In December 2021, Group Compliance conducted an anonymous survey of all employees to assess the current status of the integrity and compliance culture at Lenzing. The scientifically supervised survey provides an external benchmark for governance and compliance performance in the short and long term. Lenzing will derive targeted measures for compliance activities, such as awareness campaigns, training and communication for both managers and employees from the results. In due course, it will be possible to monitor whether these measures lead to the desired success.
Legal complaints and investigations
Compliance violations via the whistleblower system are collected in the Legal, IP and Compliance department. As in previous years, no significant cases of corruption were reported at Lenzing in 2021. There were no public complaints in connection with corruption brought against the company or its employees during the reporting period. Moreover, there were no legal actions pending or completed during the reporting period regarding anti-competitive behavior or violations of anti-trust and monopoly legislation in which the Lenzing Group has been identified as a participant. A statement on the allegations concerning Hygiene Austria LP GmbH is provided below.

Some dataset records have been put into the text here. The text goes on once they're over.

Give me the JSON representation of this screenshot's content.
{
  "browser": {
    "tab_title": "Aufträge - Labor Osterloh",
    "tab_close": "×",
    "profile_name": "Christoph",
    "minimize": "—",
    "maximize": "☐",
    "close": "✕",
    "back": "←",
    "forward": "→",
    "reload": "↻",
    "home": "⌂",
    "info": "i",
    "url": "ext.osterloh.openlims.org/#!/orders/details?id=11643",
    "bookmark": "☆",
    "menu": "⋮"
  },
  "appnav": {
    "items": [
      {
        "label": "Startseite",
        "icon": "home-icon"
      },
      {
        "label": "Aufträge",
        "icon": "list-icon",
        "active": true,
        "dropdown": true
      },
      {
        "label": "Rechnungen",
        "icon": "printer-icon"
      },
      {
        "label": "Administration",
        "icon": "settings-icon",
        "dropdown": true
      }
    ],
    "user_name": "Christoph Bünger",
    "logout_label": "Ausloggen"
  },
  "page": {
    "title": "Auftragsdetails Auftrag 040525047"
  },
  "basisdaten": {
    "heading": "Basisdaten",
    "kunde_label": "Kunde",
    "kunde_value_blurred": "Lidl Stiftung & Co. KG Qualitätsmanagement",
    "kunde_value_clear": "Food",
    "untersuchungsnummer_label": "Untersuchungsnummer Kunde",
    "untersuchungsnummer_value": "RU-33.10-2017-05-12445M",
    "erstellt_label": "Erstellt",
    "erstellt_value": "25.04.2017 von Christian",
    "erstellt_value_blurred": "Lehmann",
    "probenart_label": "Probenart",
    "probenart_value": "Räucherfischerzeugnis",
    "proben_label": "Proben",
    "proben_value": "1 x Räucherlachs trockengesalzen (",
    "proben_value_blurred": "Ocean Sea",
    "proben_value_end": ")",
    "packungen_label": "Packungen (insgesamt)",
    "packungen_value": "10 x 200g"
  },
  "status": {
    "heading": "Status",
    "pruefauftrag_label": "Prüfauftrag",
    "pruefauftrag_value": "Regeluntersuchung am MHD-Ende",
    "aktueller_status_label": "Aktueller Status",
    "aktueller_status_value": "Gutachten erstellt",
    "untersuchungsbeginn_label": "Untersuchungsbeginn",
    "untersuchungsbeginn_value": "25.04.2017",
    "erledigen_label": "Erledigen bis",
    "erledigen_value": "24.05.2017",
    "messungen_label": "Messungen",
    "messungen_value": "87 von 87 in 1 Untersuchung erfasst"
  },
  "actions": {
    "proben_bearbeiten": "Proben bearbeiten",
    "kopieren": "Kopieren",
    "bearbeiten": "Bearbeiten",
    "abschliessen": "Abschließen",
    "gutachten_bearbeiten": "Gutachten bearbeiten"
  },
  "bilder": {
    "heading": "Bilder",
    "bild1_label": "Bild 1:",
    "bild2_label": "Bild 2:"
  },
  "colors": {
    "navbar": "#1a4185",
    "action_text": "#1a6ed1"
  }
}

Hygiene Austria LP GmbH
On March 1, 2021, a house search took place at Hygiene Austria LP GmbH, a non-controlled joint venture established by Lenzing and Palmers Textil AG in the second quarter of 2020 to secure the availability of protective masks in Austria. On becoming aware of the allegations relating to Hygiene Austria LP GmbH, Lenzing also launched its own internal investigations. From day one, Lenzing fully cooperated with the relevant authorities.
Accompanied by appropriate requirements for an orderly going concern, Lenzing transferred its shares in Hygiene Austria LP GmbH to Palmers Textil AG. In order to ensure the continuation of the business of Hygiene Austria LP GmbH, Lenzing waived a corresponding purchase price (see the press release from Lenzing AG dated April 2, 2021). In the meantime, the investment has been fully written off.
Social and environmental compliance
InConflicts of interest and production-related circumstances, such as noise, unpleasant odors, and environmental pollution, can result in disputes with local residents. Procedures are in place at all sites to ensure that complaints are handled fairly and impartially. All complaints are reviewed monthly and reported directly to the Lenzing Group’s senior management teams. Complaints were registered at the sites in Lenzing (Austria), Purwakarta (Indonesia), Nanjing (China), Paskov (Czech Republic), and Indianópolis (Brazil) in 2021, and appropriate remedial measures were taken following the investigation and review process. In Brazil, a resident’s complaint led to a legal dispute that is still ongoing.
While Lenzing companies/subsidiaries have always placed compliance to national and local laws, regulations and policies as fundamental principle and any related issues are treated and resolved with utmost priority, three minor administrative penalties (fines amounting to 203,000 RMB) were imposed on Lenzing’s site in Nanjing (China), in the reporting year.
The issues were in connection with the disposal and storage of waste and the management of pollutant data. All were immediately rectified to the local authorities’ satisfaction. At the site in Paskov (Czech Republic), an administrative proceeding is currently ongoing in connection with the Czech Environmental Inspectorate. In Brazil, a preliminary injunction against the release of effluents was issued by local authorities. The appeal against the injunction was successful.
66) Training data as of December 23, 2021, as not otherwise presentable for technical reasons. Percentage data based on total workforce as of December 31, 2021.